** Opening Records for the exercise block **
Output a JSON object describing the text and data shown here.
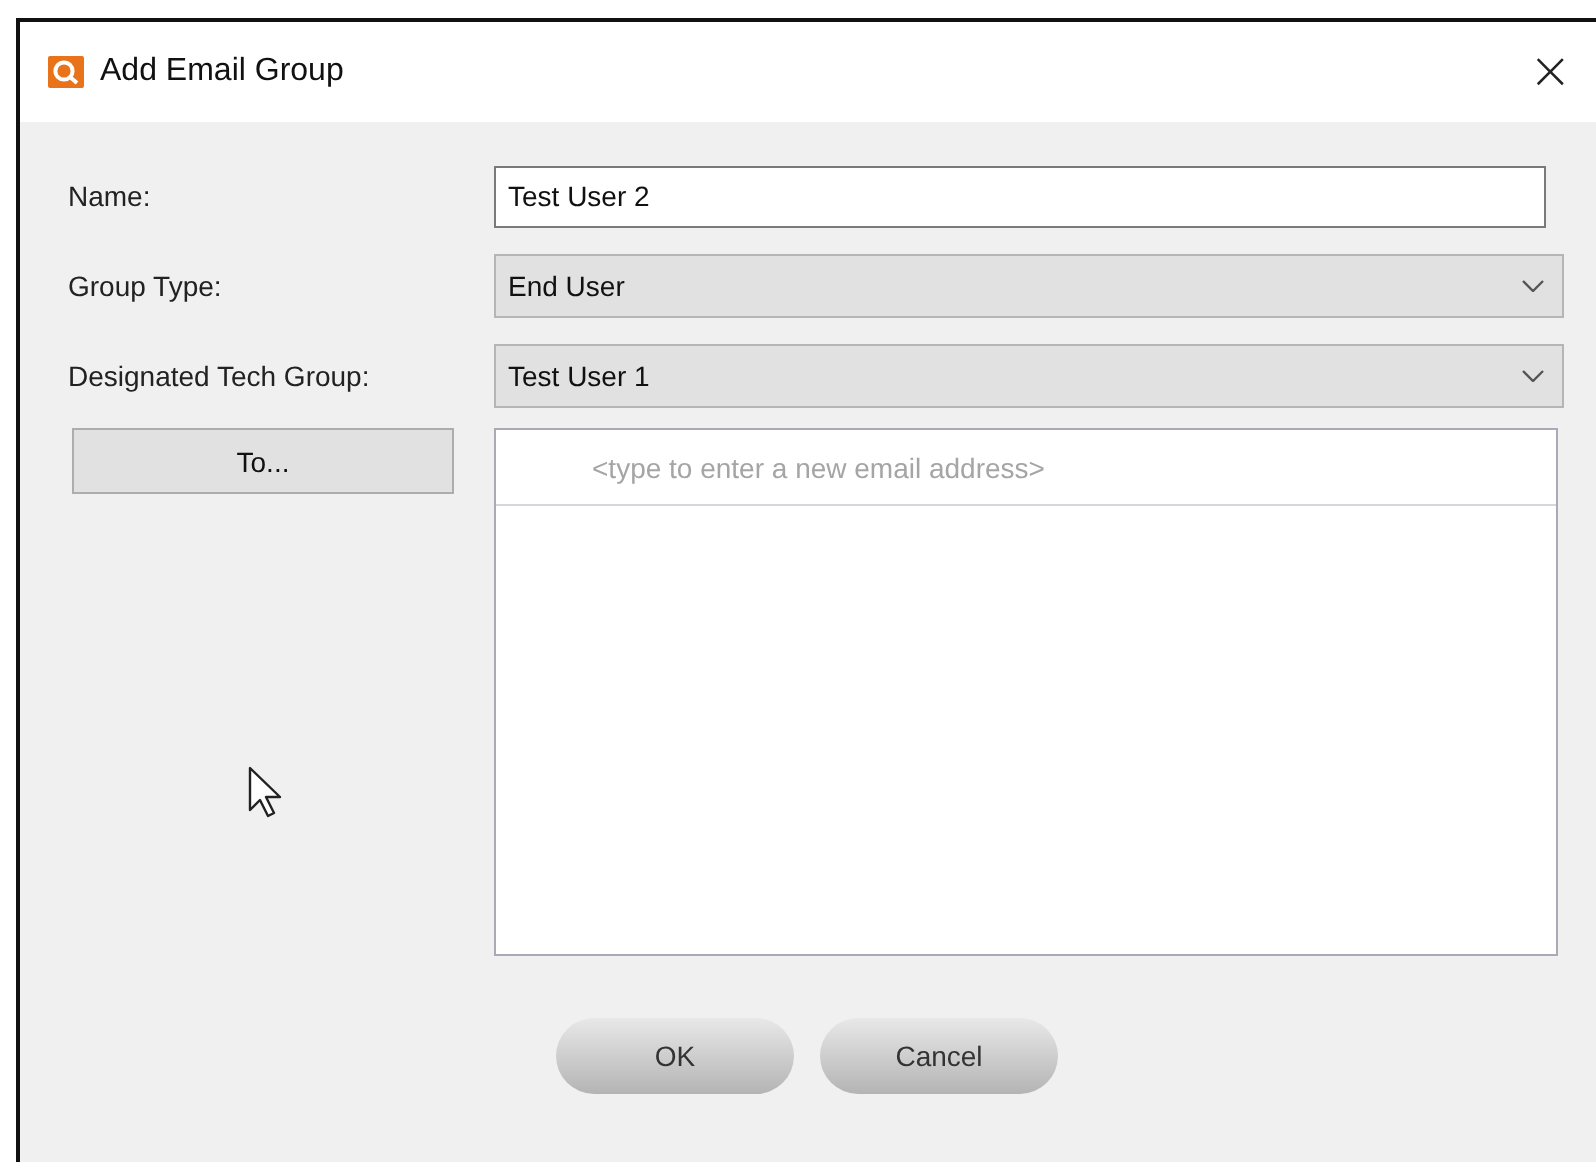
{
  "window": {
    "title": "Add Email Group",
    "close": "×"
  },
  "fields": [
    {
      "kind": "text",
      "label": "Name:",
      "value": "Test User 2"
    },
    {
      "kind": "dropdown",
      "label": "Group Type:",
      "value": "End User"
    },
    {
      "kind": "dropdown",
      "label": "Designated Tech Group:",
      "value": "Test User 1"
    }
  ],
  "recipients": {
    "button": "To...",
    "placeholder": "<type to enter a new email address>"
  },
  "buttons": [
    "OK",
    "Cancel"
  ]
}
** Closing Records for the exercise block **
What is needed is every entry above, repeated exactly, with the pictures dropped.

Output a JSON object describing the text and data shown here.
{
  "window": {
    "title": "Add Email Group",
    "close": "×"
  },
  "fields": [
    {
      "kind": "text",
      "label": "Name:",
      "value": "Test User 2"
    },
    {
      "kind": "dropdown",
      "label": "Group Type:",
      "value": "End User"
    },
    {
      "kind": "dropdown",
      "label": "Designated Tech Group:",
      "value": "Test User 1"
    }
  ],
  "recipients": {
    "button": "To...",
    "placeholder": "<type to enter a new email address>"
  },
  "buttons": [
    "OK",
    "Cancel"
  ]
}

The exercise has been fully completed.